Not that feral sheep are any less blameless, they’re certainly a problem in New Zealand and Britain to some extent. But in most cases, you’re likelier to encounter stray/feral dogs than stray/feral sheep. Even in Europe where such reports take place in countrysides. Not that it’s underreported in Africa and Asia but it’s notable enough to be remarked in some studies. (Same for cats.)

Dingo dogs, inaccessibility and poverty

While there’s no mistaking that dingos are feral dogs though that doesn’t stop Aboriginal Australians from owning them. Though they can be careless it also gets complicated by that many of them live in camps/compounds where owned dogs stray anyways (similar things can be said of European villages and farms as well as Native American reservations to an extent), poverty (though not all Aboriginals and Native Americans are poor, many of them are) and inaccessibility to needed resources.

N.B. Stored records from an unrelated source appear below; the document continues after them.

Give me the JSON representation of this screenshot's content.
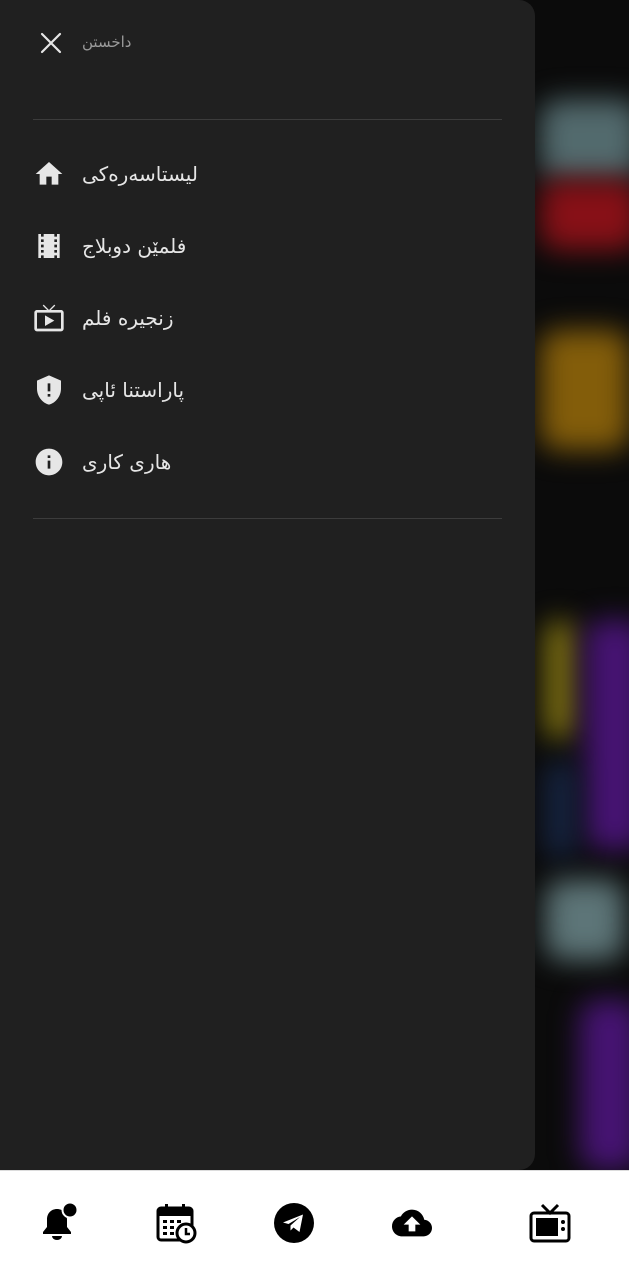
{
  "drawer": {
    "close_label": "داخستن",
    "items": [
      {
        "label": "لیستاسەرەکی",
        "icon": "home-icon"
      },
      {
        "label": "فلمێن دوبلاج",
        "icon": "film-icon"
      },
      {
        "label": "زنجیرە فلم",
        "icon": "tv-play-icon"
      },
      {
        "label": "پاراستنا ئاپی",
        "icon": "shield-icon"
      },
      {
        "label": "هاری کاری",
        "icon": "info-icon"
      }
    ]
  },
  "bottom_nav": {
    "items": [
      {
        "icon": "notification-bell-icon"
      },
      {
        "icon": "schedule-calendar-icon"
      },
      {
        "icon": "telegram-icon"
      },
      {
        "icon": "cloud-upload-icon"
      },
      {
        "icon": "tv-icon"
      }
    ]
  },
  "colors": {
    "drawer_bg": "#202020",
    "text": "#e6e6e6",
    "muted_text": "#9a9a9a",
    "nav_bg": "#ffffff"
  }
}
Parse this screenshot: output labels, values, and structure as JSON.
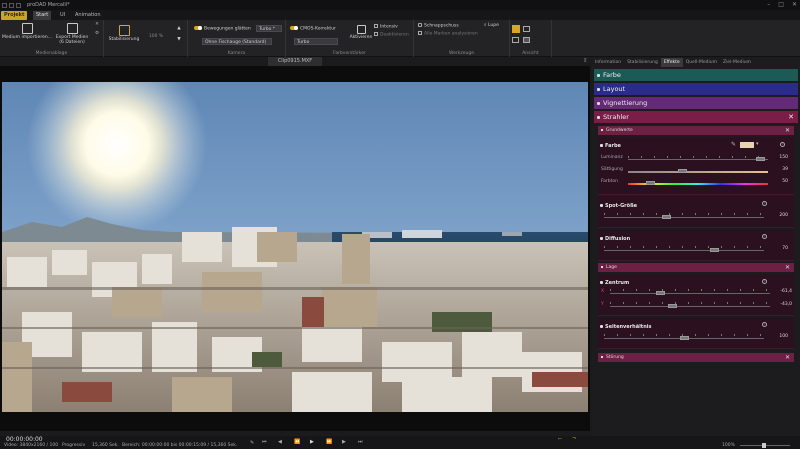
{
  "window": {
    "title": "proDAD Mercalli*"
  },
  "tabs": {
    "projekt": "Projekt",
    "start": "Start",
    "ui": "UI",
    "animation": "Animation"
  },
  "ribbon": {
    "medium_importieren": "Medium importieren...",
    "export_medien": "Export Medien",
    "export_count": "(6 Dateien)",
    "zielablage": "Zielablage",
    "medienablage": "Medienablage",
    "stabilisierung": "Stabilisierung",
    "zoom_value": "100 %",
    "bewegungen_glaetten": "Bewegungen glätten",
    "turbo1": "Turbo *",
    "ohne_fischauge": "Ohne Fischauge (Standard)",
    "kamera": "Kamera",
    "cmos_korrektur": "CMOS-Korrektur",
    "turbo2": "Turbo",
    "aktivieren": "Aktivieren",
    "intensiv": "Intensiv",
    "deaktivieren": "Deaktivieren",
    "farbverstaerker": "Farbverstärker",
    "schnappschuss": "Schnappschuss",
    "alle_marken": "Alle Marken analysieren",
    "lupe": "Lupe",
    "werkzeuge": "Werkzeuge",
    "ansicht": "Ansicht"
  },
  "viewer": {
    "filename": "Clip0915.MXF"
  },
  "status": {
    "timecode": "00:00:00:00",
    "video": "Video: 3840x2160 / 100",
    "progressiv": "Progressiv",
    "duration": "15,360 Sek.",
    "bereich": "Bereich: 00:00:00:00 bis 00:00:15:09 / 15,360 Sek.",
    "zoom": "100%"
  },
  "panel": {
    "tabs": [
      "Information",
      "Stabilisierung",
      "Effekte",
      "Quell-Medium",
      "Ziel-Medium"
    ],
    "active_tab": "Effekte",
    "sections": {
      "farbe": "Farbe",
      "layout": "Layout",
      "vignettierung": "Vignettierung",
      "strahler": "Strahler"
    },
    "grundwerte": "Grundwerte",
    "farbe_box": {
      "title": "Farbe",
      "luminanz_label": "Luminanz",
      "luminanz": "150",
      "saettigung_label": "Sättigung",
      "saettigung": "39",
      "farbton_label": "Farbton",
      "farbton": "50",
      "swatch_color": "#e9d2b0"
    },
    "spot_groesse": {
      "title": "Spot-Größe",
      "value": "200"
    },
    "diffusion": {
      "title": "Diffusion",
      "value": "70"
    },
    "lage": "Lage",
    "zentrum": {
      "title": "Zentrum",
      "x_label": "X",
      "x": "-61,4",
      "y_label": "Y",
      "y": "-43,0"
    },
    "seitenverhaeltnis": {
      "title": "Seitenverhältnis",
      "value": "100"
    },
    "stoerung": "Störung"
  },
  "colors": {
    "section_farbe": "#1c5a56",
    "section_layout": "#2b2b8c",
    "section_vignettierung": "#642a78",
    "section_strahler": "#7a1e48",
    "accent": "#d6a81e"
  }
}
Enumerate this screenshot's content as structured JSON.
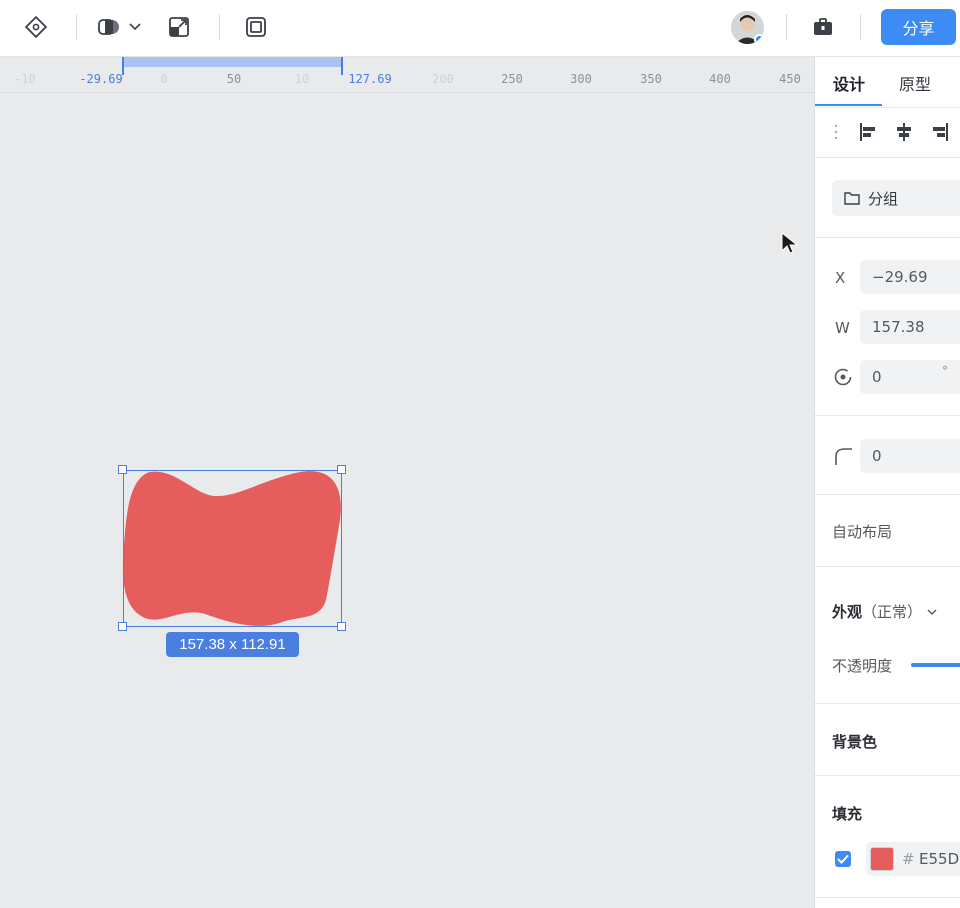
{
  "toolbar": {
    "share_label": "分享"
  },
  "ruler": {
    "ticks": [
      "-10",
      "-29.69",
      "0",
      "50",
      "10",
      "127.69",
      "200",
      "250",
      "300",
      "350",
      "400",
      "450"
    ],
    "selection_start": "-29.69",
    "selection_end": "127.69"
  },
  "canvas": {
    "size_label": "157.38 x 112.91",
    "shape_color": "#E55D5D"
  },
  "panel": {
    "tabs": [
      "设计",
      "原型"
    ],
    "group_label": "分组",
    "x_label": "X",
    "x_value": "−29.69",
    "w_label": "W",
    "w_value": "157.38",
    "rotation_value": "0",
    "rotation_unit": "°",
    "radius_value": "0",
    "auto_layout_label": "自动布局",
    "appearance_label": "外观",
    "appearance_mode": "（正常）",
    "opacity_label": "不透明度",
    "opacity": 1.0,
    "background_label": "背景色",
    "fill_label": "填充",
    "fill_hash": "#",
    "fill_hex": "E55D",
    "fill_color": "#E55D5D",
    "fill_enabled": true
  },
  "colors": {
    "accent": "#3D8BF5",
    "selection": "#4A7FE0",
    "canvas_bg": "#E9EAEB"
  }
}
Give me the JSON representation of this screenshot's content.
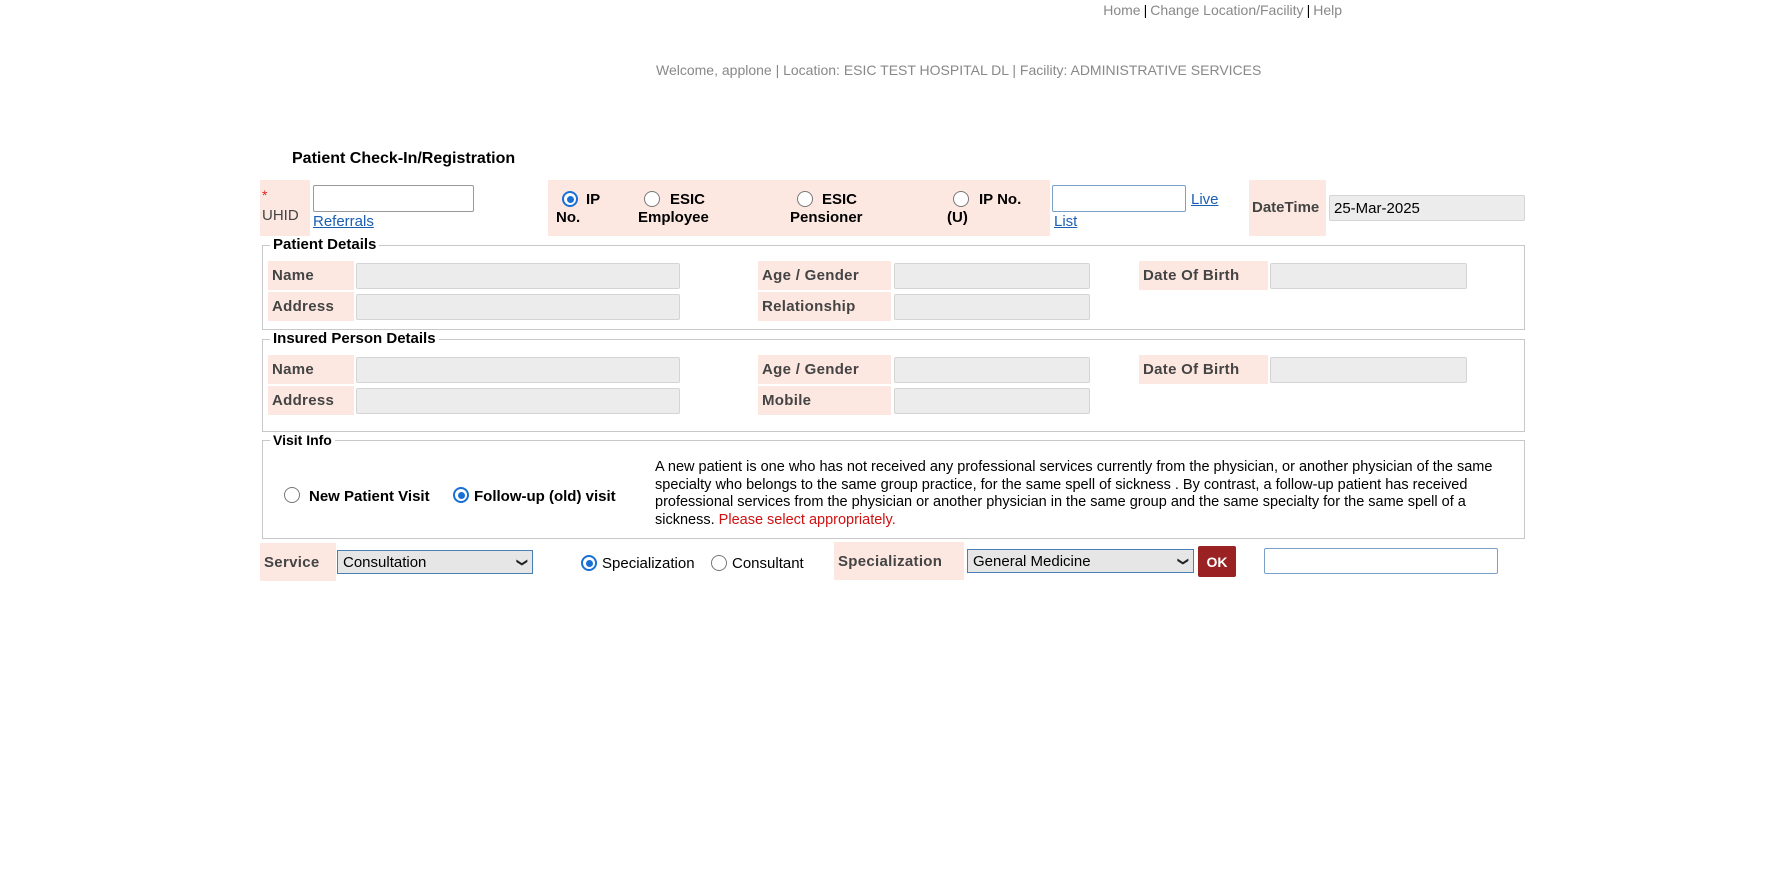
{
  "top_nav": {
    "home": "Home",
    "change": "Change Location/Facility",
    "help": "Help",
    "separator": "|"
  },
  "welcome": "Welcome, applone |  Location: ESIC TEST HOSPITAL DL |  Facility: ADMINISTRATIVE SERVICES",
  "page_title": "Patient Check-In/Registration",
  "search": {
    "required_mark": "*",
    "uhid_label": "UHID",
    "uhid_value": "",
    "referrals_link": "Referrals",
    "radio_ipno_l1": "IP",
    "radio_ipno_l2": "No.",
    "radio_esic_emp_l1": "ESIC",
    "radio_esic_emp_l2": "Employee",
    "radio_esic_pen_l1": "ESIC",
    "radio_esic_pen_l2": "Pensioner",
    "radio_ipnou_l1": "IP No.",
    "radio_ipnou_l2": "(U)",
    "selected": "IP No.",
    "ip_value": "",
    "live_list_l1": "Live",
    "live_list_l2": "List",
    "datetime_label": "DateTime",
    "datetime_value": "25-Mar-2025"
  },
  "patient_details": {
    "legend": "Patient Details",
    "name_label": "Name",
    "name_value": "",
    "age_gender_label": "Age / Gender",
    "age_gender_value": "",
    "dob_label": "Date Of Birth",
    "dob_value": "",
    "address_label": "Address",
    "address_value": "",
    "relationship_label": "Relationship",
    "relationship_value": ""
  },
  "insured_details": {
    "legend": "Insured Person Details",
    "name_label": "Name",
    "name_value": "",
    "age_gender_label": "Age / Gender",
    "age_gender_value": "",
    "dob_label": "Date Of Birth",
    "dob_value": "",
    "address_label": "Address",
    "address_value": "",
    "mobile_label": "Mobile",
    "mobile_value": ""
  },
  "visit_info": {
    "legend": "Visit Info",
    "new_visit": "New Patient Visit",
    "followup_visit": "Follow-up (old) visit",
    "selected": "Follow-up (old) visit",
    "note": "A new patient is one who has not received any professional services currently from the physician, or another physician of the same specialty who belongs to the same group practice, for the same spell of sickness . By contrast, a follow-up patient has received professional services from the physician or another physician in the same group and the same specialty for the same spell of a sickness.",
    "warning": "Please select appropriately."
  },
  "service_row": {
    "service_label": "Service",
    "service_value": "Consultation",
    "radio_specialization": "Specialization",
    "radio_consultant": "Consultant",
    "radio_selected": "Specialization",
    "specialization_label": "Specialization",
    "specialization_value": "General Medicine",
    "ok_label": "OK",
    "extra_value": ""
  }
}
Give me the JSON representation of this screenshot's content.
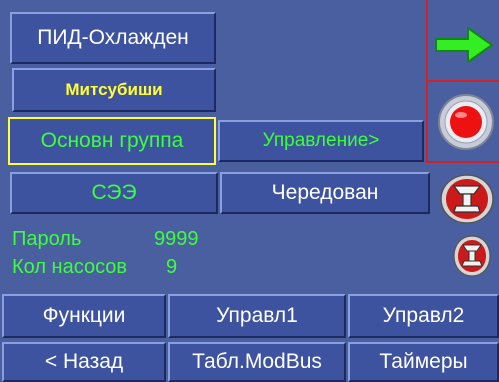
{
  "header": {
    "title_button": "ПИД-Охлажден",
    "brand_button": "Митсубиши"
  },
  "mode": {
    "group_button": "Основн группа",
    "control_button": "Управление>"
  },
  "row2": {
    "left_button": "СЭЭ",
    "right_button": "Чередован"
  },
  "info": {
    "password_label": "Пароль",
    "password_value": "9999",
    "pumps_label": "Кол насосов",
    "pumps_value": "9"
  },
  "nav_row1": {
    "functions": "Функции",
    "control1": "Управл1",
    "control2": "Управл2"
  },
  "nav_row2": {
    "back": "< Назад",
    "modbus": "Табл.ModBus",
    "timers": "Таймеры"
  },
  "icons": {
    "forward": "green-arrow-right-icon",
    "stop": "red-stop-button-icon",
    "pump1": "pump-alarm-icon",
    "pump2": "pump-alarm-icon"
  },
  "colors": {
    "background": "#4a5fa0",
    "text_green": "#3cff3c",
    "text_yellow": "#ffff33",
    "panel_red": "#d0202a"
  }
}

There’s a reason why European farmers can’t always afford to control (their) cat numbers not always because they’re being negligent but because even if they wanted to, they can’t and such vets aren’t immediately accessible though it’s changing now. Native Americans are often stuck in reservations, sometimes cut off from the rest of America and Australia’s mostly desert, so it can be hard for Aboriginal dog owners for the same reasons.

The same reason can be said of Russia where you’ve got vast, relatively underpopulated areas in the East and being a big country, it can make it harder for people to head to veterinarians. It can also be said of how wartime (and depopulation) can sometimes affect pets. Where if their owners are dead or missing, such pets are left fending for themselves and end up straying unless if found or rehomed.

That’s the case with Rwanda before though dog ownership’s resurging. That’s also true for the Balkans, having been ravaged by violent separations since Yugoslavia’s downfall. When it comes to cats and dogs straying, bad ownership (or the animals’ tendencies) aren’t always to blame when socioeconomic and ecological factors and circumstances complicate it.

Britain Conquering The World

Not that France, Spain, Italy, Portugal, Belgium, Netherlands and Germany never attempted to colonise outside of Europe. But to my knowledge, Spain mostly colonised South America and the Philippines. France colonised Africa and to a degree Southeast Asia and the Pacific (Cambodia, Laos and Vietnam, Tahiti and New Caledonia).

Actually Germany and Italy attempted to colonise Africa but with the former its territories eventually became French, Belgian and British respectively. These included Togo, Cameroon, Botswana, Tanzania and Burundi. Unsurprisingly they don’t use German anymore.

Italy only conquered Eritrea, Libya and to a degree Ethiopia. Turkey could be retroactively considered as a European colonial power with regards to its inclusion in the European Union and that it also conquered or heavily influenced Ethiopia as far as I can recall. Right down to using them as eunuchs during the Ottoman Empire though I could be getting my facts wrong.

Portugal conquered Angola, Cabo Verde, Mozambique, Brazil and to a lesser degree China via Macau. The Netherlands claims Suriname and previously Indonesia (again from memory). Belgium had Rwanda, Democratic Republic of Congo and Burundi. Britain by contrast exceeds theirs.

Not only they claimed Nigeria, Ghana, parts of Cameroon and China, Uganda, Kenya, Tanzania, Malaysia, Hong Kong (now part of China), Singapore, Papua New Guinea, India (including what’ll become of Pakistan, Bangladesh and Sri Lanka) and Egypt to varying degrees. But also North America which Canada, Jamaica, Barbados, Bahamas, Australia and New Zealand remain British commonwealths.

I think I remember reading somewhere that the British invaded much of the world. Admittedly I can name more British former colonies than I do with the rest since the British Empire’s scope exceeded all these other European empires. France and Spain come close but even then France mostly influenced Africa and Spain to South America.

It’s really astonishing that Britain conquered a lot of territory for a small island country.